> _Task description_:
Reproduce the entries exactly. Omit none of them.

> _Input data_:
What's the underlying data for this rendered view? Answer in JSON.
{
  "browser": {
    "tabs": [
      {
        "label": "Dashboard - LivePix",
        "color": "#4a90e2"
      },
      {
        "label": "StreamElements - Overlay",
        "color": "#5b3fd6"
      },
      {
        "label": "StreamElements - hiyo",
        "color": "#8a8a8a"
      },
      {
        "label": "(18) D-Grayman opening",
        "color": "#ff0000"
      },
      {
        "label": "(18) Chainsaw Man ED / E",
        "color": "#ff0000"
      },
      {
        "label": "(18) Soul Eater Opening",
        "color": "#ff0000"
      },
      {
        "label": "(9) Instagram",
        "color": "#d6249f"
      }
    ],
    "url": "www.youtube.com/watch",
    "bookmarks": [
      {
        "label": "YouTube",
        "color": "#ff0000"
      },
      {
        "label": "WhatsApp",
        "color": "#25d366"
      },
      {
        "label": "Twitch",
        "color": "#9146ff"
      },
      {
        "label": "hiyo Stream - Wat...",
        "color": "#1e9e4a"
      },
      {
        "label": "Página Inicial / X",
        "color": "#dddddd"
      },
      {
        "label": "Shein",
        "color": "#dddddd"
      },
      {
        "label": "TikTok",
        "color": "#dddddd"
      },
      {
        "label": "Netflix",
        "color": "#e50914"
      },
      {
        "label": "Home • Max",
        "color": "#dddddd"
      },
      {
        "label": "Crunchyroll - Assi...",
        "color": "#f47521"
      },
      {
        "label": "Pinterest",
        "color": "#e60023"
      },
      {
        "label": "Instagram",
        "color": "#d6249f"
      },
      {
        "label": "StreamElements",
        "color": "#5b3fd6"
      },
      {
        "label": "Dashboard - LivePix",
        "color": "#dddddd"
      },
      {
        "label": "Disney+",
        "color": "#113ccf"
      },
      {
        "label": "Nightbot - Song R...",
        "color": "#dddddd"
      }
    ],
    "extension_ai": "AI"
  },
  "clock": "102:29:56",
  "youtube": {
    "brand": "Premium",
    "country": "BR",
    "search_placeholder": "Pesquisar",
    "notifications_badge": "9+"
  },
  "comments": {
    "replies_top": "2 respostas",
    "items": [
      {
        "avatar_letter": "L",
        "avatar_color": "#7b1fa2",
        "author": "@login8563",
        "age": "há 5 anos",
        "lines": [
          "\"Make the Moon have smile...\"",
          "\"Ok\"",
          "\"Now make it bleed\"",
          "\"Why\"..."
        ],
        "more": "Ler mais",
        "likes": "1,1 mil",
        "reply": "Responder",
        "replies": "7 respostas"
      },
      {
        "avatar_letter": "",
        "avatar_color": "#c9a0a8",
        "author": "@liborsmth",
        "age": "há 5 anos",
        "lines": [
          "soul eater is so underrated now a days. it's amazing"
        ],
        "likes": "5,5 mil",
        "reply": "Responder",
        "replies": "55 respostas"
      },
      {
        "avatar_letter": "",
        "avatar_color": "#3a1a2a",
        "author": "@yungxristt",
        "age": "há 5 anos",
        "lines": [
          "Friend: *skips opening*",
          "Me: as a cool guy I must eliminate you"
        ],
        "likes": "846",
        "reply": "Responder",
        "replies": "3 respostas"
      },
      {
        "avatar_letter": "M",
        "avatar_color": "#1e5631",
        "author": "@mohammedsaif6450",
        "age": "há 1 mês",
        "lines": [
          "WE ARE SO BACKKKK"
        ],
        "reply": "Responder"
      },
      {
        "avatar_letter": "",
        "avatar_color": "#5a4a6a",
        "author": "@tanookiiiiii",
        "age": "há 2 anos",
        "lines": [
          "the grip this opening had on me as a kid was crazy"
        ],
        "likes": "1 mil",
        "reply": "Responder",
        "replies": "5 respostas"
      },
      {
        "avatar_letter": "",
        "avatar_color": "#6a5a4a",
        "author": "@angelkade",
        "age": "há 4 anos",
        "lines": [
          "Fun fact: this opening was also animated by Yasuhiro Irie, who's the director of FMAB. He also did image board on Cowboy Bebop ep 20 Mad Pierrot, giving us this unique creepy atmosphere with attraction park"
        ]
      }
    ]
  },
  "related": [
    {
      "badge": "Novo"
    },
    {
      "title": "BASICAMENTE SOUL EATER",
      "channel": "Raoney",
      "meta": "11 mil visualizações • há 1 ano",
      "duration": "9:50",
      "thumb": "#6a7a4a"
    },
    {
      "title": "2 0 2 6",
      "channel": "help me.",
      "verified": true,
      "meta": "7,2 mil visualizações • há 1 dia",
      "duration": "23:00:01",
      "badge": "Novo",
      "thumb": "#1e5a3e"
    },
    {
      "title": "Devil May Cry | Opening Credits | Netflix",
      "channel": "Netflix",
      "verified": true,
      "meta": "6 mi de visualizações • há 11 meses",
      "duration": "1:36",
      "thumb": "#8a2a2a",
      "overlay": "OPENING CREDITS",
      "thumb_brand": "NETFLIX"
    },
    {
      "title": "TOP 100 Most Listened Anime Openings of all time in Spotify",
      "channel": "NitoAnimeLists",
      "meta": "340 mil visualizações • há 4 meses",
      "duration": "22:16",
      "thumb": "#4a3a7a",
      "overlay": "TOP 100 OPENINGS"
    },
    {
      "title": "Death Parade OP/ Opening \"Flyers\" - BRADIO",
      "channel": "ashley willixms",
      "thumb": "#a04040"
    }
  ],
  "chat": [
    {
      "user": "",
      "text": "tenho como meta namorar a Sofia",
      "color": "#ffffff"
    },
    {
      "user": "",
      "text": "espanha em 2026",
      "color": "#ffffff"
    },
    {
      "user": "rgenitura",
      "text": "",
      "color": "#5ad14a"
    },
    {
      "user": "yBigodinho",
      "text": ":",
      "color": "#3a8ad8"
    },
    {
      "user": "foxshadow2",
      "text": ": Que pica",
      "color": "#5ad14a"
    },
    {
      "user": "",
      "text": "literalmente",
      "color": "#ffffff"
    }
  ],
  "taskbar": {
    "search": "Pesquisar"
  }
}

> _Reply_:
What's the underlying data for this rendered view? Answer in JSON.
{
  "browser": {
    "tabs": [
      {
        "label": "Dashboard - LivePix",
        "color": "#4a90e2"
      },
      {
        "label": "StreamElements - Overlay",
        "color": "#5b3fd6"
      },
      {
        "label": "StreamElements - hiyo",
        "color": "#8a8a8a"
      },
      {
        "label": "(18) D-Grayman opening",
        "color": "#ff0000"
      },
      {
        "label": "(18) Chainsaw Man ED / E",
        "color": "#ff0000"
      },
      {
        "label": "(18) Soul Eater Opening",
        "color": "#ff0000"
      },
      {
        "label": "(9) Instagram",
        "color": "#d6249f"
      }
    ],
    "url": "www.youtube.com/watch",
    "bookmarks": [
      {
        "label": "YouTube",
        "color": "#ff0000"
      },
      {
        "label": "WhatsApp",
        "color": "#25d366"
      },
      {
        "label": "Twitch",
        "color": "#9146ff"
      },
      {
        "label": "hiyo Stream - Wat...",
        "color": "#1e9e4a"
      },
      {
        "label": "Página Inicial / X",
        "color": "#dddddd"
      },
      {
        "label": "Shein",
        "color": "#dddddd"
      },
      {
        "label": "TikTok",
        "color": "#dddddd"
      },
      {
        "label": "Netflix",
        "color": "#e50914"
      },
      {
        "label": "Home • Max",
        "color": "#dddddd"
      },
      {
        "label": "Crunchyroll - Assi...",
        "color": "#f47521"
      },
      {
        "label": "Pinterest",
        "color": "#e60023"
      },
      {
        "label": "Instagram",
        "color": "#d6249f"
      },
      {
        "label": "StreamElements",
        "color": "#5b3fd6"
      },
      {
        "label": "Dashboard - LivePix",
        "color": "#dddddd"
      },
      {
        "label": "Disney+",
        "color": "#113ccf"
      },
      {
        "label": "Nightbot - Song R...",
        "color": "#dddddd"
      }
    ],
    "extension_ai": "AI"
  },
  "clock": "102:29:56",
  "youtube": {
    "brand": "Premium",
    "country": "BR",
    "search_placeholder": "Pesquisar",
    "notifications_badge": "9+"
  },
  "comments": {
    "replies_top": "2 respostas",
    "items": [
      {
        "avatar_letter": "L",
        "avatar_color": "#7b1fa2",
        "author": "@login8563",
        "age": "há 5 anos",
        "lines": [
          "\"Make the Moon have smile...\"",
          "\"Ok\"",
          "\"Now make it bleed\"",
          "\"Why\"..."
        ],
        "more": "Ler mais",
        "likes": "1,1 mil",
        "reply": "Responder",
        "replies": "7 respostas"
      },
      {
        "avatar_letter": "",
        "avatar_color": "#c9a0a8",
        "author": "@liborsmth",
        "age": "há 5 anos",
        "lines": [
          "soul eater is so underrated now a days. it's amazing"
        ],
        "likes": "5,5 mil",
        "reply": "Responder",
        "replies": "55 respostas"
      },
      {
        "avatar_letter": "",
        "avatar_color": "#3a1a2a",
        "author": "@yungxristt",
        "age": "há 5 anos",
        "lines": [
          "Friend: *skips opening*",
          "Me: as a cool guy I must eliminate you"
        ],
        "likes": "846",
        "reply": "Responder",
        "replies": "3 respostas"
      },
      {
        "avatar_letter": "M",
        "avatar_color": "#1e5631",
        "author": "@mohammedsaif6450",
        "age": "há 1 mês",
        "lines": [
          "WE ARE SO BACKKKK"
        ],
        "reply": "Responder"
      },
      {
        "avatar_letter": "",
        "avatar_color": "#5a4a6a",
        "author": "@tanookiiiiii",
        "age": "há 2 anos",
        "lines": [
          "the grip this opening had on me as a kid was crazy"
        ],
        "likes": "1 mil",
        "reply": "Responder",
        "replies": "5 respostas"
      },
      {
        "avatar_letter": "",
        "avatar_color": "#6a5a4a",
        "author": "@angelkade",
        "age": "há 4 anos",
        "lines": [
          "Fun fact: this opening was also animated by Yasuhiro Irie, who's the director of FMAB. He also did image board on Cowboy Bebop ep 20 Mad Pierrot, giving us this unique creepy atmosphere with attraction park"
        ]
      }
    ]
  },
  "related": [
    {
      "badge": "Novo"
    },
    {
      "title": "BASICAMENTE SOUL EATER",
      "channel": "Raoney",
      "meta": "11 mil visualizações • há 1 ano",
      "duration": "9:50",
      "thumb": "#6a7a4a"
    },
    {
      "title": "2 0 2 6",
      "channel": "help me.",
      "verified": true,
      "meta": "7,2 mil visualizações • há 1 dia",
      "duration": "23:00:01",
      "badge": "Novo",
      "thumb": "#1e5a3e"
    },
    {
      "title": "Devil May Cry | Opening Credits | Netflix",
      "channel": "Netflix",
      "verified": true,
      "meta": "6 mi de visualizações • há 11 meses",
      "duration": "1:36",
      "thumb": "#8a2a2a",
      "overlay": "OPENING CREDITS",
      "thumb_brand": "NETFLIX"
    },
    {
      "title": "TOP 100 Most Listened Anime Openings of all time in Spotify",
      "channel": "NitoAnimeLists",
      "meta": "340 mil visualizações • há 4 meses",
      "duration": "22:16",
      "thumb": "#4a3a7a",
      "overlay": "TOP 100 OPENINGS"
    },
    {
      "title": "Death Parade OP/ Opening \"Flyers\" - BRADIO",
      "channel": "ashley willixms",
      "thumb": "#a04040"
    }
  ],
  "chat": [
    {
      "user": "",
      "text": "tenho como meta namorar a Sofia",
      "color": "#ffffff"
    },
    {
      "user": "",
      "text": "espanha em 2026",
      "color": "#ffffff"
    },
    {
      "user": "rgenitura",
      "text": "",
      "color": "#5ad14a"
    },
    {
      "user": "yBigodinho",
      "text": ":",
      "color": "#3a8ad8"
    },
    {
      "user": "foxshadow2",
      "text": ": Que pica",
      "color": "#5ad14a"
    },
    {
      "user": "",
      "text": "literalmente",
      "color": "#ffffff"
    }
  ],
  "taskbar": {
    "search": "Pesquisar"
  }
}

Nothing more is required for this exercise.